HC Deb 01 May 1820 vol 1 cc47-8
Mr. H. Sumner

adverted to the great inconveniences under which the county of Surrey laboured, owing to the varying and uncertain state of weights and measures. He said that the city of London had formerly felt the great inconvenience and disadvantage of a similar state of things, and conceived that, acting under their own authority, they were capable of subdividing the standard measure in the Exchequer, and and of making those subdivisions the standards of weights and measures within their jurisdiction. Now, the county of Surrey having no means of obtaining that standard exchequer measure, took its own standard from that of the city of London, and nothing could be executed with more apparent accuracy than these weights and measures of the county were. But the county was immediately convicted for having so done, and now laboured under the state of one using weights and measures no longer established by law; the consequence was, that the public were liable to be defrauded to any excess without any possibility of redress. At the time when he first brought this subject under the notice of parliament, he gave notice that he should move for leave to bring in a bill in order to remedy so great and manifest an inconvenience; but the chancellor of the exchequer, on that occasion, seemed to wish that he should suspend such a measure, seeing that a committee had been already appointed to inquire into matters of this kind; and to intimate, that some general bill relative to weights and measures would be introduced by his majesty's ministers. Thus the case had stood two years; and though he was perfectly aware that the labours of the committee had been greatly retarded in consequence of investigating new specimens of bank notes, yet he thought it time that some definitive information on the subject should be afforded: and his object in now rising was to ask the chancellor of the exchequer whether the labours of that committee were concluded, or whether in consequence of their investigation it was his intention to introduce any general measure relative to establishing a standard of weights and measures.

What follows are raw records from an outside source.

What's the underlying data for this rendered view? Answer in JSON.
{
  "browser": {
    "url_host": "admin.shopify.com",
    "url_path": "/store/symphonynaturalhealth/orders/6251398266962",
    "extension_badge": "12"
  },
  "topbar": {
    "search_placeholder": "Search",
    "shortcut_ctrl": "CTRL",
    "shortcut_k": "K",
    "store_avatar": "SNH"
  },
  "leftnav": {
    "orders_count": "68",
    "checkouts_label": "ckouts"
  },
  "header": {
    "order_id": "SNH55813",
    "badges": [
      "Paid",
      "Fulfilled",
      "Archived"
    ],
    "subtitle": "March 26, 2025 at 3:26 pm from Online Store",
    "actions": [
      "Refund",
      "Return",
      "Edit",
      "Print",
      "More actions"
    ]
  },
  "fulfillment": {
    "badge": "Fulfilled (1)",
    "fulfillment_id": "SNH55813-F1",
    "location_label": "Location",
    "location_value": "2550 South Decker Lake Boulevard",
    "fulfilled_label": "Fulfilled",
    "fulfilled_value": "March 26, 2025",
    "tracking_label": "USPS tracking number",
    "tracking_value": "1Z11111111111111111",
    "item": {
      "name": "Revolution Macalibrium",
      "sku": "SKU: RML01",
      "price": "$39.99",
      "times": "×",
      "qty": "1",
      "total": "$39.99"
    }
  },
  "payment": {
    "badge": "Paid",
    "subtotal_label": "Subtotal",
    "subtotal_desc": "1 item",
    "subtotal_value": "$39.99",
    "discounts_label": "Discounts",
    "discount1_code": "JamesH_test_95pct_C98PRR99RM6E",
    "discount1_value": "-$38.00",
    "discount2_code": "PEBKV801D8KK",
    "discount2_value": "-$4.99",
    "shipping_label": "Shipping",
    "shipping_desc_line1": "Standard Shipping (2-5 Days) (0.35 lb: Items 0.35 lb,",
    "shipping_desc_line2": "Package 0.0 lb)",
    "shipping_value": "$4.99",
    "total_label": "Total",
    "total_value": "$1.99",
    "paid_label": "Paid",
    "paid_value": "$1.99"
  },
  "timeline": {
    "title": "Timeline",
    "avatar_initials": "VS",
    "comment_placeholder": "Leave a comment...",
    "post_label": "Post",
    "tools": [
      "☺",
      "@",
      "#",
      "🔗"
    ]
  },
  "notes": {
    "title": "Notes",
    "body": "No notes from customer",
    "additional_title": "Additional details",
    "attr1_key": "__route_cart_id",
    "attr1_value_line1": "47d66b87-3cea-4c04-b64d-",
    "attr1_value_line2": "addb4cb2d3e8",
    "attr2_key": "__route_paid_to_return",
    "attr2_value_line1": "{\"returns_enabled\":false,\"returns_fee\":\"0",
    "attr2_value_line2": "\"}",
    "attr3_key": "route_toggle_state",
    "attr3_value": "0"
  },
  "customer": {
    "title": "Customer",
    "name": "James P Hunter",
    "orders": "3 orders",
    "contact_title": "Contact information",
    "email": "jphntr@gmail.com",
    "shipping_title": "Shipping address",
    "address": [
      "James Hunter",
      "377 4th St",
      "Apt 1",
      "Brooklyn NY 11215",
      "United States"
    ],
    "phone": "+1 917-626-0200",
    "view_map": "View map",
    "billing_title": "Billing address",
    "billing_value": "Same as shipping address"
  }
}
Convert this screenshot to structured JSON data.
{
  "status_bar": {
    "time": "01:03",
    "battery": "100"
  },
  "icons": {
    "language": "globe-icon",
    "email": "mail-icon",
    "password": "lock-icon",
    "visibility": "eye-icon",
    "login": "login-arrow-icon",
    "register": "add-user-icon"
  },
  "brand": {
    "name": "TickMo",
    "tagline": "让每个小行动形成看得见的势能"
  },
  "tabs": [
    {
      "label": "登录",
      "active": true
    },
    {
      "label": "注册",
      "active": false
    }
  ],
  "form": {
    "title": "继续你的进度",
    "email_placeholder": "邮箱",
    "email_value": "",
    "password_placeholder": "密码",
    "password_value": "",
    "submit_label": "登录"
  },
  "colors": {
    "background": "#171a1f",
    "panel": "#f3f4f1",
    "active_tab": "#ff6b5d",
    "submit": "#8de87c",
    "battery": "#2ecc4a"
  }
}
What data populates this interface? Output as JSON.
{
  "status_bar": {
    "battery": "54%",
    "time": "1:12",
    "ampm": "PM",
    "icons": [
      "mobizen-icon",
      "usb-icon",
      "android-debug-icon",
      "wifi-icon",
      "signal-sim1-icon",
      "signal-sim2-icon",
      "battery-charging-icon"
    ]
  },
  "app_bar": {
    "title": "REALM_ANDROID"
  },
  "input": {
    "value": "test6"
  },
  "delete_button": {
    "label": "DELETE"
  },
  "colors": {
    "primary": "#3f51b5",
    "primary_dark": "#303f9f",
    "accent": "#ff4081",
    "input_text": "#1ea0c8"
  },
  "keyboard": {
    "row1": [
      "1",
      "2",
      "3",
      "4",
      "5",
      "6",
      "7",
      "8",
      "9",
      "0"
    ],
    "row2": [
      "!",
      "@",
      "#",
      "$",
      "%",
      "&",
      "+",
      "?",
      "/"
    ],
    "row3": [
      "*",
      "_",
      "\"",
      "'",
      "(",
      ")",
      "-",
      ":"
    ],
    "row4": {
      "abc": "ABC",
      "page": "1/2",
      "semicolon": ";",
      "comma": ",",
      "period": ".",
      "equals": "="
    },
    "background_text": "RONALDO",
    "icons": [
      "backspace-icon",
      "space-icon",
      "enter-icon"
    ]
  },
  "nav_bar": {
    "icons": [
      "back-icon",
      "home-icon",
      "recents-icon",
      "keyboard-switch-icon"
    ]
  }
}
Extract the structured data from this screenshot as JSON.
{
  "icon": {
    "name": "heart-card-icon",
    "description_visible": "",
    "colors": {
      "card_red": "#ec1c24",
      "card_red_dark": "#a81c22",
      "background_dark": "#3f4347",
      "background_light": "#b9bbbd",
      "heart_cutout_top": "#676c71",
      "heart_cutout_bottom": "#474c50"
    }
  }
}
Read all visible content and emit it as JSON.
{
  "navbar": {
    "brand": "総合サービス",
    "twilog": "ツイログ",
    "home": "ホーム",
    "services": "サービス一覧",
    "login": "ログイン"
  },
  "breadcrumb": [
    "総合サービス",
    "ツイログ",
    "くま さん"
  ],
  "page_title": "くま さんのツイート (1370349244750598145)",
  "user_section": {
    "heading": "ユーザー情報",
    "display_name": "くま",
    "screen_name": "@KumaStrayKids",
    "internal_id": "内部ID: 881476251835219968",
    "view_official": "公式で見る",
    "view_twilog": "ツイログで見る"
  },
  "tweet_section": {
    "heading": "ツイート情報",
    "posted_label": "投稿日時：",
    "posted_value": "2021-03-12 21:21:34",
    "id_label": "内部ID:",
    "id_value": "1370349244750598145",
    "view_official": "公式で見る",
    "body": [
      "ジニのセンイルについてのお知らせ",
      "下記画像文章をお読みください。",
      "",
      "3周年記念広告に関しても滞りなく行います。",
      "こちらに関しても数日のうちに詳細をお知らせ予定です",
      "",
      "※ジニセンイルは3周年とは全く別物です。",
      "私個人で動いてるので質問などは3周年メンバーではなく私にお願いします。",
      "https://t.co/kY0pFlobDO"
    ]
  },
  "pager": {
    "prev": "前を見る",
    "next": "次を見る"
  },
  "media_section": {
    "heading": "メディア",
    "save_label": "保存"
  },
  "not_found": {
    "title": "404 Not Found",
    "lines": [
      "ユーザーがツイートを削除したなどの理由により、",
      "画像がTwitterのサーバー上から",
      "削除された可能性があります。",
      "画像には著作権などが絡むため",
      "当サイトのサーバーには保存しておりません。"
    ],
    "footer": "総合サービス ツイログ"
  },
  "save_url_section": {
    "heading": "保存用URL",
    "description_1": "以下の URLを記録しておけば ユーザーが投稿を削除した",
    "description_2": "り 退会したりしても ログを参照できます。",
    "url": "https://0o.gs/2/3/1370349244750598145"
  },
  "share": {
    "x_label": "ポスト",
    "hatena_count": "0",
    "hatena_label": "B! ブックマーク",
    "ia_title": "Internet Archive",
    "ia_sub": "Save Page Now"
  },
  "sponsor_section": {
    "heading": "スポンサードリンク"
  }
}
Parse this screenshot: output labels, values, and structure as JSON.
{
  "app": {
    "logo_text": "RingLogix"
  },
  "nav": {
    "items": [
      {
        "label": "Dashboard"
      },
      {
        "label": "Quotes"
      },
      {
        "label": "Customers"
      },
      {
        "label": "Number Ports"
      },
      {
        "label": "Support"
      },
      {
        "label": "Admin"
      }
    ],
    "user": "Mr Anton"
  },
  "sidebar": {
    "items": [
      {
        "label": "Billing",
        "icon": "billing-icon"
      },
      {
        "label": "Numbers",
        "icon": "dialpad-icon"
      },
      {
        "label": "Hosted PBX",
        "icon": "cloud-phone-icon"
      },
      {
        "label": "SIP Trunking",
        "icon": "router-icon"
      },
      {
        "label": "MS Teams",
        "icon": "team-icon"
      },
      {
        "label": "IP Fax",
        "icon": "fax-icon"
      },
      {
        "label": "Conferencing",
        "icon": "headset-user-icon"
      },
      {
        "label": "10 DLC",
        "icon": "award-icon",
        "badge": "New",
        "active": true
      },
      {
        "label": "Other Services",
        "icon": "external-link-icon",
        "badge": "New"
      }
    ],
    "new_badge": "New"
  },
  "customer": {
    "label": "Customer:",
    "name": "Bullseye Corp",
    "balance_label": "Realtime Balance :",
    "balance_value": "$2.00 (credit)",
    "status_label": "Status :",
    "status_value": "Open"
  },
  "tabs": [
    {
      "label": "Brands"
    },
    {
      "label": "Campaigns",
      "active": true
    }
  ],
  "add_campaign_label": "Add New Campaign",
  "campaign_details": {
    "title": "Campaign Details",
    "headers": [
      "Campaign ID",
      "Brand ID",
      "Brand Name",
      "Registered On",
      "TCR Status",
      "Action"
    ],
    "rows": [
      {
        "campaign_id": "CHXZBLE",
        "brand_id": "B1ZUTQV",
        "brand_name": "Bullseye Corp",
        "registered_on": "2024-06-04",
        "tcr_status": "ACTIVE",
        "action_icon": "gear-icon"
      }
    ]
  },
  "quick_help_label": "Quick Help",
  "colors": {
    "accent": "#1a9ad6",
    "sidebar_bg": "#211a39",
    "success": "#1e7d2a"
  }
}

The Chancellor of the Exchequer

was not entirely prepared to answer the question of the hon. gentleman. The subject was one which had long occupied the attention of his majesty's ministers. He was quite aware of its importance, but he apprehended that no general meausre could be brought in during the present session; some preliminary steps, however, might be taken.